After I read and fell in love with the writings of Sufi poets Rumi and Hafiz, I became more curious about the Sufi religion and its practices.
Unlike oAfter I read and fell in love with the writings of Sufi poets Rumi and Hafiz, I became more curious about the Sufi religion and its practices.
Unlike our Western robotic march from first page to last, this book is designed to be read randomly, either by browsing or by trusting that you'll be guided to the selection you need at that point in your life.
Douglas-Klotz defines "dervish" as "one who sits in the doorway, or on the threshold of something, ready to move on and transform him- or herself." He defines "Sufism" as "a nomadic tradition, one that has constantly deconstructed and transplanted itself, rather than settle and build gigantic shrines, institutions,...rituals, or organizations.... Sufism is, first of all, a series of 'nots' -- not a religion, not a philosophy, not even a mysticism... It's best to call Sufism a way of experiencing Reality as love itself."
Despite its origins within the Muslim faith, the point of Sufism is not to tie oneself to any particular creed or religion. The author points out that "In Sufi work, the divine Beloved is the Reality in which all events take place. Nothing is outside or excluded.... Perhaps...you have been bruised by organized religion in the past. Just because a love affair has gone bad does not mean that love is unimportant. ...Sufism as a path is so wild and nomadic that if you find yourself feeling too enclosed or settled, you can strike your dervish campsite and move on." "...Sufism strips the dogma from religion and goes to its heart, insofar as it insists on the reality beyond the ritual, the thing behind the symbol..."

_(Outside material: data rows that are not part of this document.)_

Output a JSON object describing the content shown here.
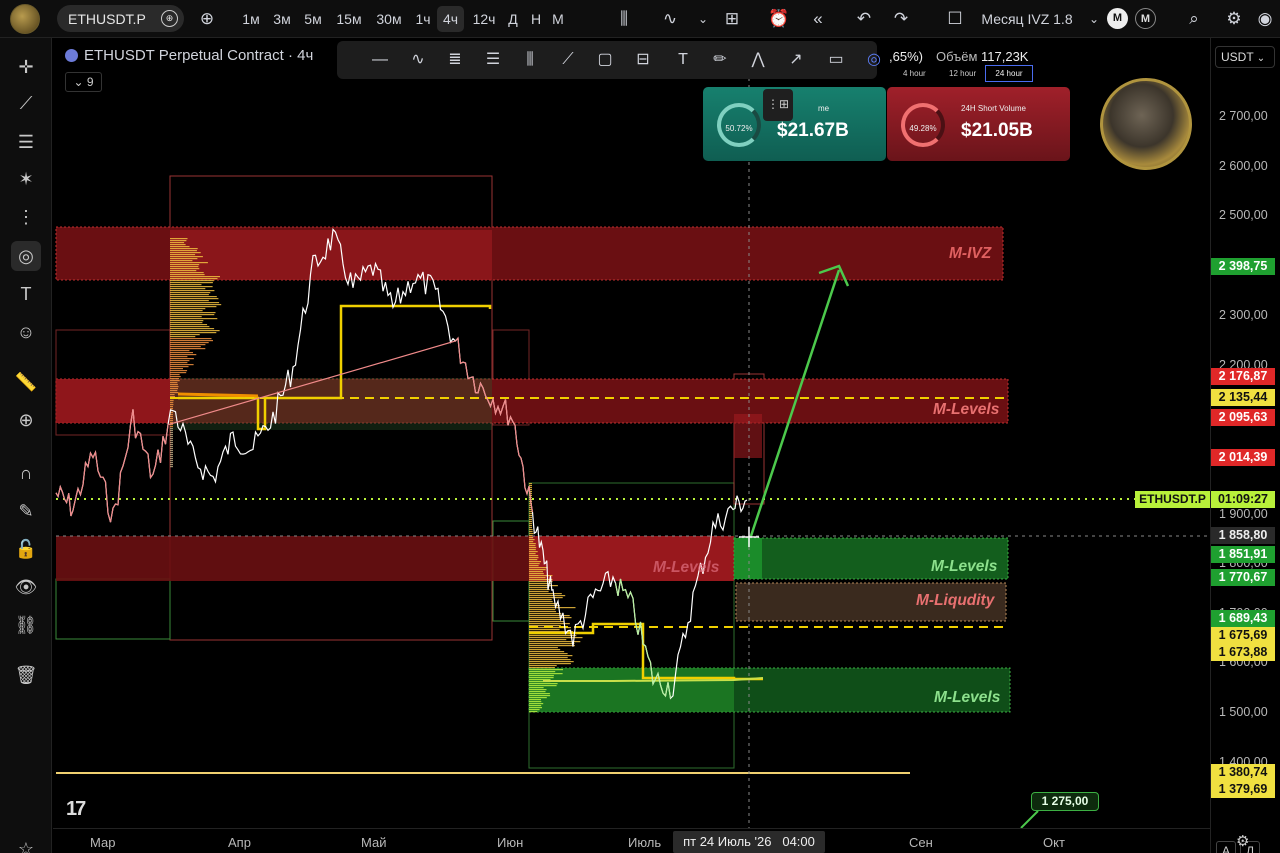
{
  "topbar": {
    "symbol": "ETHUSDT.P",
    "timeframes": [
      "1м",
      "3м",
      "5м",
      "15м",
      "30м",
      "1ч",
      "4ч",
      "12ч",
      "Д",
      "Н",
      "М"
    ],
    "active_timeframe": "4ч",
    "layout_name": "Месяц IVZ 1.8",
    "avatar_left": "M",
    "avatar_right": "M"
  },
  "legend": {
    "title": "ETHUSDT Perpetual Contract · 4ч",
    "indicators_count": "9"
  },
  "volume_widget": {
    "change": ",65%)",
    "volume_label": "Объём",
    "volume_value": "117,23K",
    "periods": [
      "4 hour",
      "12 hour",
      "24 hour"
    ],
    "active_period": "24 hour"
  },
  "cards": {
    "long": {
      "title": "me",
      "percent": "50.72%",
      "value": "$21.67B"
    },
    "short": {
      "title": "24H Short Volume",
      "percent": "49.28%",
      "value": "$21.05B"
    }
  },
  "price_axis": {
    "currency": "USDT",
    "ticks": [
      "2 700,00",
      "2 600,00",
      "2 500,00",
      "2 300,00",
      "2 200,00",
      "1 900,00",
      "1 800,00",
      "1 700,00",
      "1 600,00",
      "1 500,00",
      "1 400,00"
    ],
    "labels": {
      "l2398": "2 398,75",
      "l2176": "2 176,87",
      "l2135": "2 135,44",
      "l2095": "2 095,63",
      "l2014": "2 014,39",
      "last_countdown": "01:09:27",
      "cursor": "1 858,80",
      "l1851": "1 851,91",
      "l1770": "1 770,67",
      "l1689": "1 689,43",
      "l1675": "1 675,69",
      "l1673": "1 673,88",
      "l1380": "1 380,74",
      "l1379": "1 379,69"
    },
    "last_symbol": "ETHUSDT.P"
  },
  "time_axis": {
    "months": [
      "Мар",
      "Апр",
      "Май",
      "Июн",
      "Июль",
      "Сен",
      "Окт"
    ],
    "cursor_date": "пт 24 Июль '26",
    "cursor_time": "04:00"
  },
  "zones": {
    "ivz": "M-IVZ",
    "levels_top": "M-Levels",
    "levels_mid": "M-Levels",
    "levels_mid_faded": "M-Levels",
    "liquidity": "M-Liqudity",
    "levels_bottom": "M-Levels"
  },
  "target": "1 275,00",
  "bottom_right": {
    "auto": "A",
    "log": "Л"
  },
  "colors": {
    "red_zone": "#8b1a1a",
    "green_zone": "#1e7a2a",
    "poc_yellow": "#f0d000",
    "arrow_green": "#4cc94c",
    "last_price": "#b8f03a"
  }
}
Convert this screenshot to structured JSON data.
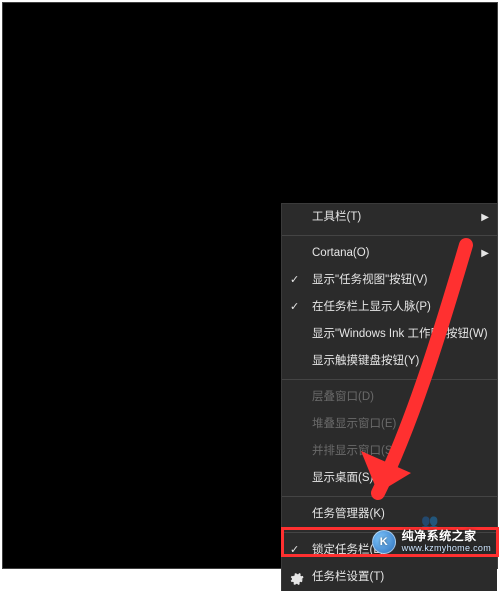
{
  "menu": {
    "toolbars": {
      "label": "工具栏(T)",
      "has_submenu": true
    },
    "cortana": {
      "label": "Cortana(O)",
      "has_submenu": true
    },
    "taskview": {
      "label": "显示\"任务视图\"按钮(V)",
      "checked": true
    },
    "people": {
      "label": "在任务栏上显示人脉(P)",
      "checked": true
    },
    "ink": {
      "label": "显示\"Windows Ink 工作区\"按钮(W)"
    },
    "touchkb": {
      "label": "显示触摸键盘按钮(Y)"
    },
    "cascade": {
      "label": "层叠窗口(D)"
    },
    "stacked": {
      "label": "堆叠显示窗口(E)"
    },
    "sidebyside": {
      "label": "并排显示窗口(S)"
    },
    "showdesk": {
      "label": "显示桌面(S)"
    },
    "taskmgr": {
      "label": "任务管理器(K)"
    },
    "lock": {
      "label": "锁定任务栏(L)",
      "checked": true
    },
    "settings": {
      "label": "任务栏设置(T)"
    }
  },
  "watermark": {
    "title": "纯净系统之家",
    "url": "www.kzmyhome.com",
    "logo_letter": "K"
  },
  "annotation": {
    "arrow_color": "#ff3030",
    "highlight_color": "#ff3030"
  }
}
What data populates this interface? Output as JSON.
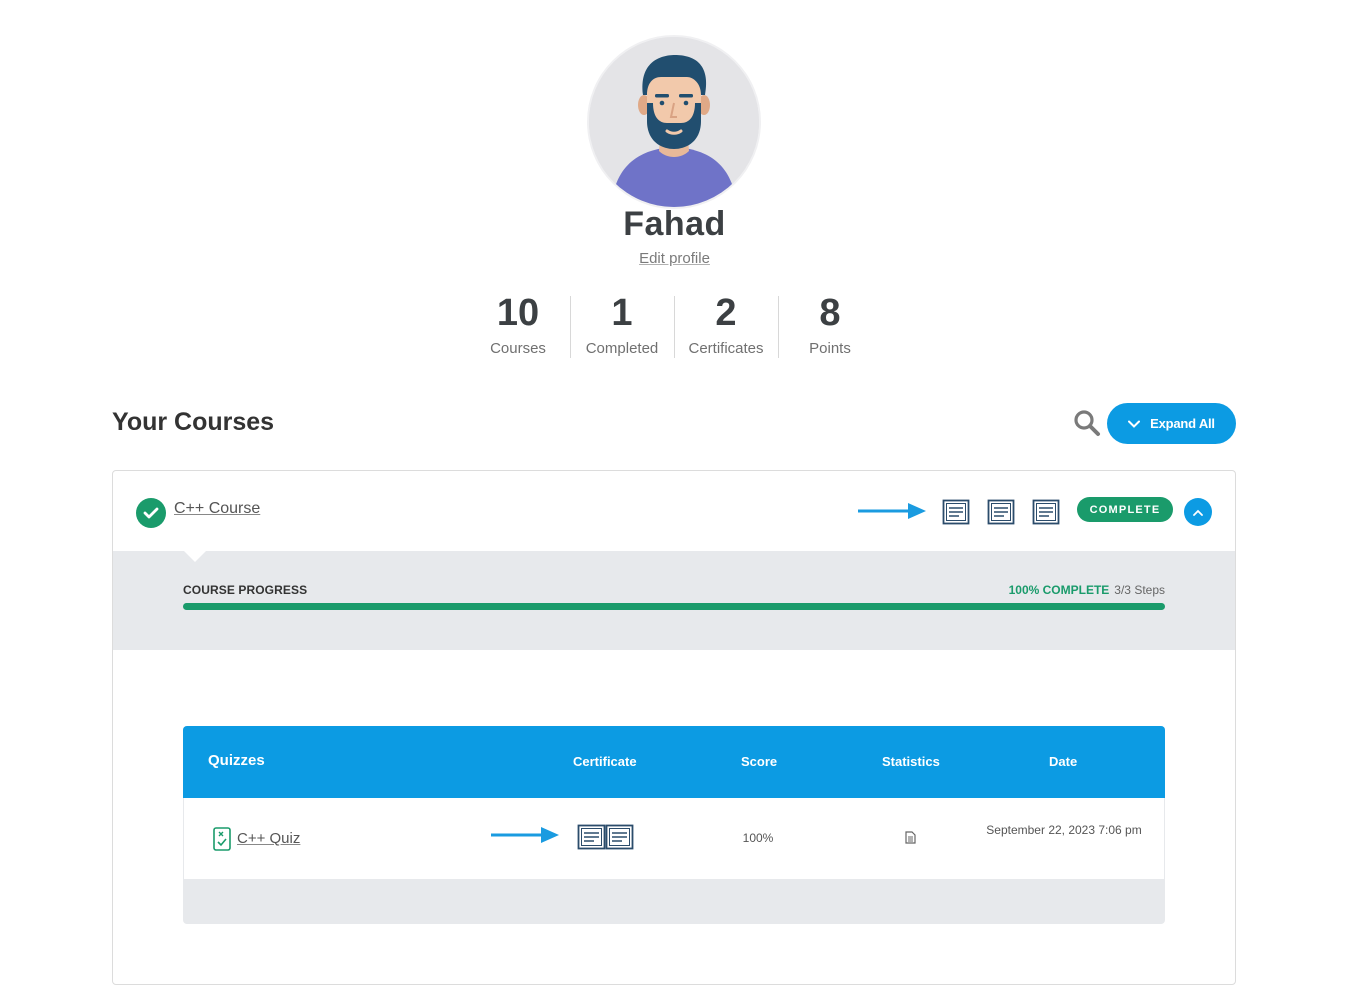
{
  "profile": {
    "name": "Fahad",
    "edit_link": "Edit profile"
  },
  "stats": [
    {
      "value": "10",
      "label": "Courses"
    },
    {
      "value": "1",
      "label": "Completed"
    },
    {
      "value": "2",
      "label": "Certificates"
    },
    {
      "value": "8",
      "label": "Points"
    }
  ],
  "courses_section": {
    "title": "Your Courses",
    "search_icon": "search-icon",
    "expand_all_label": "Expand All"
  },
  "course": {
    "title": "C++ Course",
    "status_badge": "COMPLETE",
    "certificate_icons": [
      "certificate-icon",
      "certificate-icon",
      "certificate-icon"
    ],
    "progress": {
      "label": "COURSE PROGRESS",
      "percent_text": "100% COMPLETE",
      "steps_text": "3/3 Steps",
      "value": 1.0
    }
  },
  "quizzes": {
    "headers": {
      "title": "Quizzes",
      "certificate": "Certificate",
      "score": "Score",
      "statistics": "Statistics",
      "date": "Date"
    },
    "rows": [
      {
        "title": "C++ Quiz",
        "score": "100%",
        "date": "September 22, 2023 7:06 pm"
      }
    ]
  },
  "colors": {
    "accent_blue": "#0c9be3",
    "success_green": "#1a9b6b",
    "annotation_arrow": "#1a9be0"
  }
}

Each of the 99 meditations is designed to apply to one of the aspects of your being or of your life. Each meditation is presented in the same format. The concept is first named, such as "The Sun of Love," "Burning Away Tension and Hurt," "Transition," or "The Return of What Passes Away." Then the Arabic word or name for that condition is given, and a suggestion of "When you are guided to this pathway,..."
For example, the meditation on "Repair and Restoration" suggests, "When you are guided to this pathway, it is an opportunity to feel the restorative power of the One and to take action to heal what has been broken." This is followed by a brief discussion of how it fits into the previous concept (meditation) and into the concept that follows. An appropriate story or poem is next, with some brief examples of how this teaching may apply to your own life. A literal translation of the Arabic word is given, including the root words from which its meaning is derived. Finally, a brief direction is given for meditating upon the word, chanting the word, holding and pondering the concept within your heart.
The book's overarching concept is that each of these 99 pathways is a different already-existing aspect of your own being. By meditating upon and bringing forth all of these multiple aspects of yourself, you can progress toward self-integration, toward your best self, "reunited in the circle of the heart's unity with the divine Beloved," gathering and linking this "circle of selves" into understanding your own unique purpose and philosophy in life.
The point is not to adopt a particular religious idiology, nor to wrestle each concept into your being, as much as it is to let that particular drop of wisdom fall into your consciousness and then let it do its work subconsciously if it is appropriate for your life. You may come back to read it again and again, seeing a different aspect each time.
I loved this view of not being tied to any particular tenets of an established religion, but to pursue sacred concepts and to establish your own understanding and direct relationship with "the Beloved."
The chanting is not my thing, but hey, they said you can freely choose, right? I liked the gentle humor and teasing, good-natured, encouraging tone throughout. I'd definitely recommend this book. ...more